Now it was Glasgow’s turn. Archbishop Gavin Dunbar was Chancellor of Scotland and though he shared David Beaton’s views on Protestant ‘heresy’ and had signed the death warrants of Patrick Hamilton and the Castle Hill martyrs, Dunbar was reluctant to spread the burnings to his own city. The two archbishops were great rivals and at one time even came to blows – the result is not recorded – but Dunbar was aware that the stories of the Protestant martyrs were spreading like wildfire throughout Scotland and causing more and more people to turn against the Catholic church.

In 1539, a Franciscan friar from Dumfries, Jerome Russell, and an 18-year-old poet called Alexander Kennedy from Ayr, were arraigned on heresy charges and brought before a court presided over by Dunbar. Three associates of Beaton, John Lauder, Andrew Oliphant and a Friar Maltman were sent to make sure the correct verdict was returned.

The friar and the poet were duly convicted and sentenced to death, but at this stage Dunbar intervened to secure a lesser penalty.

Beaton’s crew then threatened the Archbishop with the same fate if he did not agree to burn the pair, and Dunbar had little choice but to accept.

According to Knox, even as they were being led to the stake – we don’t know exactly where but

most probably near the Cathedral – both men made powerful speeches.

He records Friar Russell saying to Kennedy: “Brother, fear not: more potent is He that is in us, than is he that is in the world. The pain that we shall suffer is short, and shall be light; but our joy and consolation shall never end. Therefore, let us contend to enter in unto our Master and Saviour, by the strait way which He has trod before us. Death cannot destroy us; for it is destroyed already by Him for whose sake we suffer.”
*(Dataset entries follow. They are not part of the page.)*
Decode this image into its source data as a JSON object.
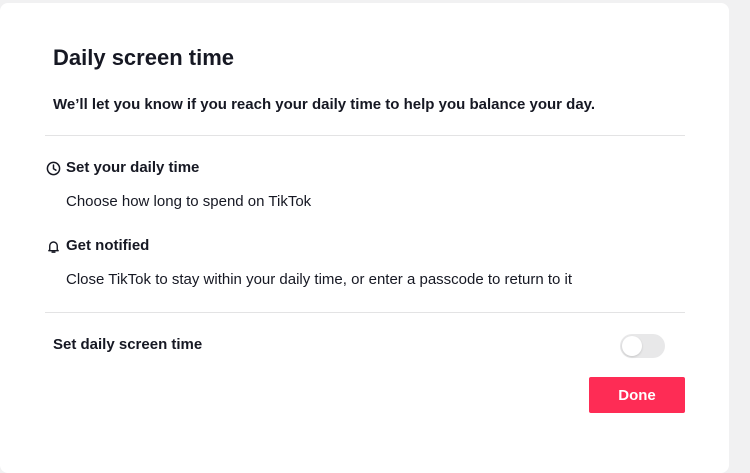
{
  "modal": {
    "title": "Daily screen time",
    "subtitle": "We’ll let you know if you reach your daily time to help you balance your day."
  },
  "sections": [
    {
      "icon": "clock-icon",
      "heading": "Set your daily time",
      "description": "Choose how long to spend on TikTok"
    },
    {
      "icon": "bell-icon",
      "heading": "Get notified",
      "description": "Close TikTok to stay within your daily time, or enter a passcode to return to it"
    }
  ],
  "setting": {
    "label": "Set daily screen time",
    "enabled": false
  },
  "actions": {
    "done_label": "Done"
  },
  "colors": {
    "accent": "#fe2c55",
    "text": "#161823",
    "divider": "#e3e3e4",
    "toggle_off": "#e8e8e9"
  }
}
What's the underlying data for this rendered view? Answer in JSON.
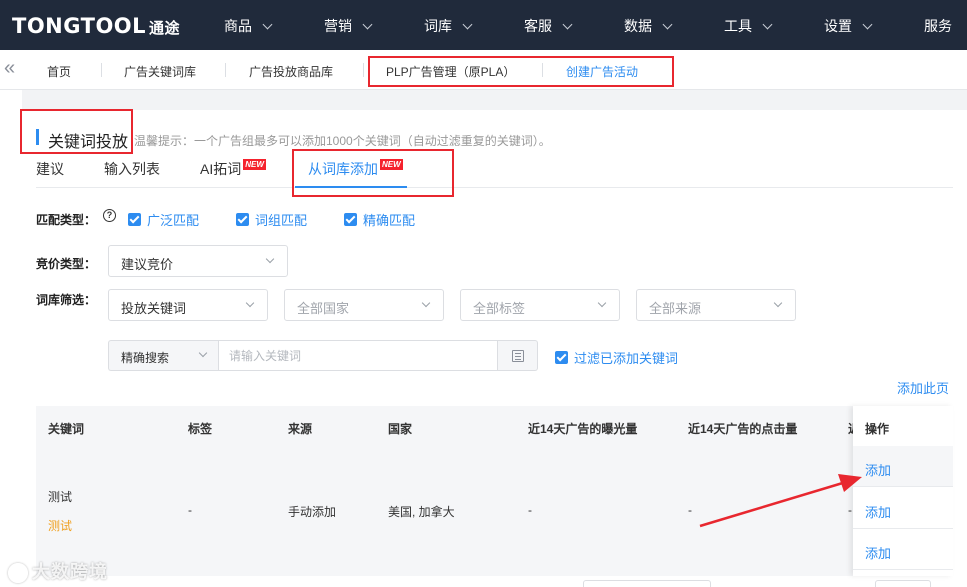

The sentence was carried out and Glasgow had its martyrs for the reformed faith. And as Archbishop Dunbar had feared, their example proved inspirational in the city and the nation.